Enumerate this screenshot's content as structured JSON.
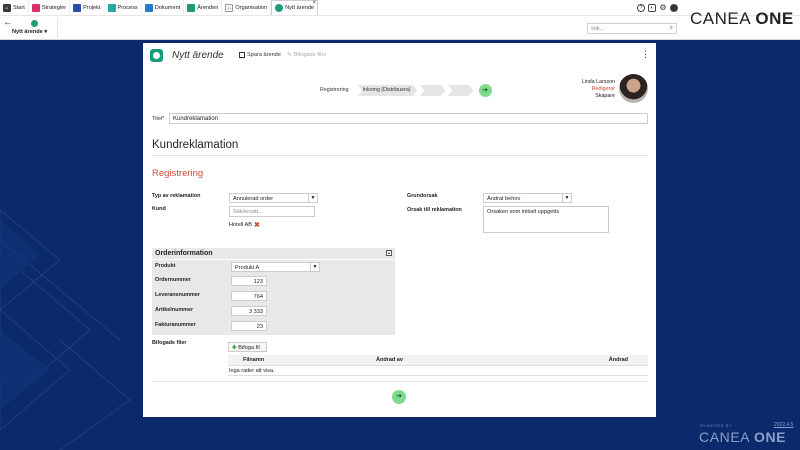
{
  "nav": {
    "tabs": [
      {
        "label": "Start",
        "icon": "home-icon",
        "color": "#3a3a3a"
      },
      {
        "label": "Strategier",
        "icon": "strategy-icon",
        "color": "#d6336c"
      },
      {
        "label": "Projekt",
        "icon": "project-icon",
        "color": "#2d4ea8"
      },
      {
        "label": "Process",
        "icon": "process-icon",
        "color": "#2aa8a0"
      },
      {
        "label": "Dokument",
        "icon": "document-icon",
        "color": "#2b78c4"
      },
      {
        "label": "Ärenden",
        "icon": "case-icon",
        "color": "#1a9c7a"
      },
      {
        "label": "Organisation",
        "icon": "organisation-icon",
        "color": "#555555"
      },
      {
        "label": "Nytt ärende",
        "icon": "case-icon",
        "color": "#1a9c7a"
      }
    ],
    "sub_tab_label": "Nytt ärende",
    "search_placeholder": "sök...",
    "brand_a": "CANEA ",
    "brand_b": "ONE"
  },
  "footer": {
    "powered_by": "POWERED BY",
    "logo_a": "CANEA ",
    "logo_b": "ONE",
    "version": "2022.4.5"
  },
  "panel": {
    "title": "Nytt ärende",
    "save_label": "Spara ärende",
    "attach_label": "Bifogade filer",
    "steps": [
      "Registrering",
      "Inkomg (Distribuera)",
      "",
      ""
    ],
    "user": {
      "name": "Linda Larsson",
      "action": "Redigerar",
      "role": "Skapare"
    },
    "title_label": "Titel*",
    "title_value": "Kundreklamation",
    "heading": "Kundreklamation",
    "section": "Registrering",
    "fields": {
      "typ_label": "Typ av reklamation",
      "typ_value": "Annulerad order",
      "kund_label": "Kund",
      "kund_placeholder": "Sök/ersätt...",
      "kund_value": "Hotell AB",
      "grundorsak_label": "Grundorsak",
      "grundorsak_value": "Ändrat behov",
      "orsak_label": "Orsak till reklamation",
      "orsak_value": "Orsaken som initialt uppgetts"
    },
    "order": {
      "title": "Orderinformation",
      "produkt_label": "Produkt",
      "produkt_value": "Produkt A",
      "ordernummer_label": "Ordernummer",
      "ordernummer_value": "123",
      "leverans_label": "Leveransnummer",
      "leverans_value": "764",
      "artikel_label": "Artikelnummer",
      "artikel_value": "3 333",
      "faktura_label": "Fakturanummer",
      "faktura_value": "23"
    },
    "attachments": {
      "label": "Bifogade filer",
      "button": "Bifoga fil",
      "columns": [
        "Filnamn",
        "Ändrad av",
        "Ändrad"
      ],
      "empty": "Inga rader att visa."
    }
  }
}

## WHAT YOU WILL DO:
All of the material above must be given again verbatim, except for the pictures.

## OUTPUT:
Enumerate this screenshot's content as structured JSON.
{
  "nav": {
    "tabs": [
      {
        "label": "Start",
        "icon": "home-icon",
        "color": "#3a3a3a"
      },
      {
        "label": "Strategier",
        "icon": "strategy-icon",
        "color": "#d6336c"
      },
      {
        "label": "Projekt",
        "icon": "project-icon",
        "color": "#2d4ea8"
      },
      {
        "label": "Process",
        "icon": "process-icon",
        "color": "#2aa8a0"
      },
      {
        "label": "Dokument",
        "icon": "document-icon",
        "color": "#2b78c4"
      },
      {
        "label": "Ärenden",
        "icon": "case-icon",
        "color": "#1a9c7a"
      },
      {
        "label": "Organisation",
        "icon": "organisation-icon",
        "color": "#555555"
      },
      {
        "label": "Nytt ärende",
        "icon": "case-icon",
        "color": "#1a9c7a"
      }
    ],
    "sub_tab_label": "Nytt ärende",
    "search_placeholder": "sök...",
    "brand_a": "CANEA ",
    "brand_b": "ONE"
  },
  "footer": {
    "powered_by": "POWERED BY",
    "logo_a": "CANEA ",
    "logo_b": "ONE",
    "version": "2022.4.5"
  },
  "panel": {
    "title": "Nytt ärende",
    "save_label": "Spara ärende",
    "attach_label": "Bifogade filer",
    "steps": [
      "Registrering",
      "Inkomg (Distribuera)",
      "",
      ""
    ],
    "user": {
      "name": "Linda Larsson",
      "action": "Redigerar",
      "role": "Skapare"
    },
    "title_label": "Titel*",
    "title_value": "Kundreklamation",
    "heading": "Kundreklamation",
    "section": "Registrering",
    "fields": {
      "typ_label": "Typ av reklamation",
      "typ_value": "Annulerad order",
      "kund_label": "Kund",
      "kund_placeholder": "Sök/ersätt...",
      "kund_value": "Hotell AB",
      "grundorsak_label": "Grundorsak",
      "grundorsak_value": "Ändrat behov",
      "orsak_label": "Orsak till reklamation",
      "orsak_value": "Orsaken som initialt uppgetts"
    },
    "order": {
      "title": "Orderinformation",
      "produkt_label": "Produkt",
      "produkt_value": "Produkt A",
      "ordernummer_label": "Ordernummer",
      "ordernummer_value": "123",
      "leverans_label": "Leveransnummer",
      "leverans_value": "764",
      "artikel_label": "Artikelnummer",
      "artikel_value": "3 333",
      "faktura_label": "Fakturanummer",
      "faktura_value": "23"
    },
    "attachments": {
      "label": "Bifogade filer",
      "button": "Bifoga fil",
      "columns": [
        "Filnamn",
        "Ändrad av",
        "Ändrad"
      ],
      "empty": "Inga rader att visa."
    }
  }
}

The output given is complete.